The Irish Beverage Council (IBC) has called a tax on sugary drinks a “blunt instrument” in the battle against obesity.

They are perfectly correct. But blunt instruments, crude an all though they may be, work. A sledgehammer may be a disproportionate weapon to kill a fly but it will do the job. Likewise, a health levy being considered here.

According to the IBC, international experience shows that a sugar tax will not work.

“Denmark, for example, abandoned a tax on sugar-sweetened drinks after only 15 months because it was losing €38.9m in Vat due to consumers travelling to Germany or Sweden to purchase products.”

That is not entirely correct.

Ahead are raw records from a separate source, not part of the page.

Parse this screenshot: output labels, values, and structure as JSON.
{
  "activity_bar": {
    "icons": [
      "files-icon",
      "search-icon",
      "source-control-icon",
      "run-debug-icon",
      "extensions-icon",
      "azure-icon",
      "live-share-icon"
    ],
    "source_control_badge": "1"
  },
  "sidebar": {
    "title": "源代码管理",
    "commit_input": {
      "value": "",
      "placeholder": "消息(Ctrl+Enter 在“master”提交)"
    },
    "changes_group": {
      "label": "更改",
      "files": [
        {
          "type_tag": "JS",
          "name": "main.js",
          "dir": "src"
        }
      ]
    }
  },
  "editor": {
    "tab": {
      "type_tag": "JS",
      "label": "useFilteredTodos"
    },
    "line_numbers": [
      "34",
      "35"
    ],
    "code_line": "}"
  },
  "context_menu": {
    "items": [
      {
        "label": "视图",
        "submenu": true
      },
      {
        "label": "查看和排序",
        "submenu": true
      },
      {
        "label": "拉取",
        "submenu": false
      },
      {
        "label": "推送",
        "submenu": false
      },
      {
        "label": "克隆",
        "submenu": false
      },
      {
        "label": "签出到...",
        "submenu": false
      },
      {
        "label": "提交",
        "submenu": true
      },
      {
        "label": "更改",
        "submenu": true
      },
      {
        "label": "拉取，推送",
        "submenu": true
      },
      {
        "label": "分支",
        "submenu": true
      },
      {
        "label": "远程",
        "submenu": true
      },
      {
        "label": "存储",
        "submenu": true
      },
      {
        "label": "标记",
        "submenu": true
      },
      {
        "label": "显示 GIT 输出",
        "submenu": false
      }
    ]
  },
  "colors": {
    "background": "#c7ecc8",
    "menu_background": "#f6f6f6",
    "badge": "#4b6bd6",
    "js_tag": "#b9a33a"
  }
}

In fact, Denmark had a tax on sugar-sweetened soft drinks since the 1930s.

It was its so-called ‘fat tax’ on foods with high levels of saturated fat that was abandoned after 15 months. It had planned a more general sugar tax but ruled that out as well.

IBC’s choice of Denmark is unfortunate, as a recent WHO report shows that Danish children are the least obese and overweight among a study of 42 countries. One in four Irish children are either obese or overweight.

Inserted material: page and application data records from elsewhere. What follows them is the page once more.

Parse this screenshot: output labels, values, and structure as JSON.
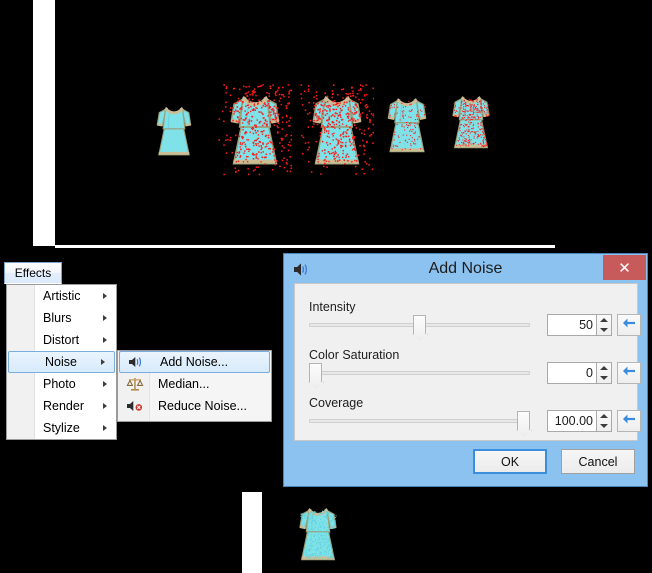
{
  "app": {
    "canvas_background": "#000000",
    "image_strip_color": "#ffffff"
  },
  "menubar": {
    "effects_label": "Effects"
  },
  "effects_menu": {
    "items": [
      {
        "label": "Artistic",
        "has_submenu": true,
        "selected": false,
        "icon": ""
      },
      {
        "label": "Blurs",
        "has_submenu": true,
        "selected": false,
        "icon": ""
      },
      {
        "label": "Distort",
        "has_submenu": true,
        "selected": false,
        "icon": ""
      },
      {
        "label": "Noise",
        "has_submenu": true,
        "selected": true,
        "icon": ""
      },
      {
        "label": "Photo",
        "has_submenu": true,
        "selected": false,
        "icon": ""
      },
      {
        "label": "Render",
        "has_submenu": true,
        "selected": false,
        "icon": ""
      },
      {
        "label": "Stylize",
        "has_submenu": true,
        "selected": false,
        "icon": ""
      }
    ]
  },
  "noise_submenu": {
    "items": [
      {
        "label": "Add Noise...",
        "icon": "speaker-add-noise-icon",
        "selected": true
      },
      {
        "label": "Median...",
        "icon": "scales-median-icon",
        "selected": false
      },
      {
        "label": "Reduce Noise...",
        "icon": "speaker-reduce-noise-icon",
        "selected": false
      }
    ]
  },
  "dialog": {
    "title": "Add Noise",
    "title_icon": "speaker-noise-icon",
    "close_label": "✕",
    "accent_color": "#8cc2f0",
    "close_color": "#c75b5c",
    "controls": [
      {
        "label": "Intensity",
        "value": "50",
        "slider_percent": 50,
        "reset_icon": "reset-arrow-icon"
      },
      {
        "label": "Color Saturation",
        "value": "0",
        "slider_percent": 0,
        "reset_icon": "reset-arrow-icon"
      },
      {
        "label": "Coverage",
        "value": "100.00",
        "slider_percent": 100,
        "reset_icon": "reset-arrow-icon"
      }
    ],
    "ok_label": "OK",
    "cancel_label": "Cancel"
  },
  "sprites": {
    "body_color": "#7fe2e8",
    "body_shade": "#6ed4dc",
    "trim_color": "#cbbd94",
    "outline_color": "#9aa07a",
    "noise_color": "#ff1b1b",
    "preview_strip": [
      {
        "name": "dress-original",
        "noise_density": 0,
        "scatter": 0
      },
      {
        "name": "dress-noise-scattered-a",
        "noise_density": 0.3,
        "scatter": 1
      },
      {
        "name": "dress-noise-scattered-b",
        "noise_density": 0.3,
        "scatter": 1
      },
      {
        "name": "dress-noise-inner",
        "noise_density": 0.18,
        "scatter": 0
      },
      {
        "name": "dress-noise-dense",
        "noise_density": 0.55,
        "scatter": 0
      }
    ],
    "bottom_preview": {
      "name": "dress-result-preview",
      "noise_density": 0.55,
      "scatter": 0
    }
  }
}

A sugar tax of itself may not be the silver bullet that solves the problem. Education, resrictions on vending machines and product placement all have a role to play.

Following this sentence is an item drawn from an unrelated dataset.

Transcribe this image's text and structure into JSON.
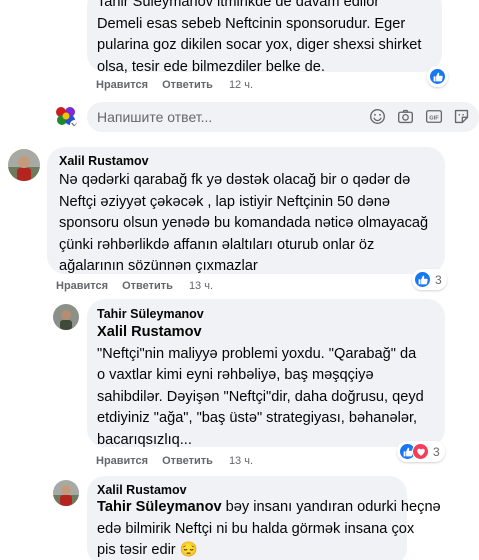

It may take even more than a sledgehammer to kill that fly.


Fiann Ó Nualláin follows in the footsteps of the Fianna as he explores a province’s hills and vales.Munster marvels: Plants that are unique to a province

Cupid must be something of a motoring enthusiast, as he had most definitely steered his way in the neighbourhood when Amie Gould and Shane O’Neill met at the Rally of the Lakes 12 years ago.Wedding of the Week: Cupid steers couple to right track

When it comes to podcasting, all it takes is one idea — and who knows where it can take you.Podcast Corner: Crimes and creatures rule at Cork’s first podcast fest

Claymation meets science fiction in this enchanting film, writes Esther McCarthy.Latest Shaun adventure is out of this world

More From The Irish Examiner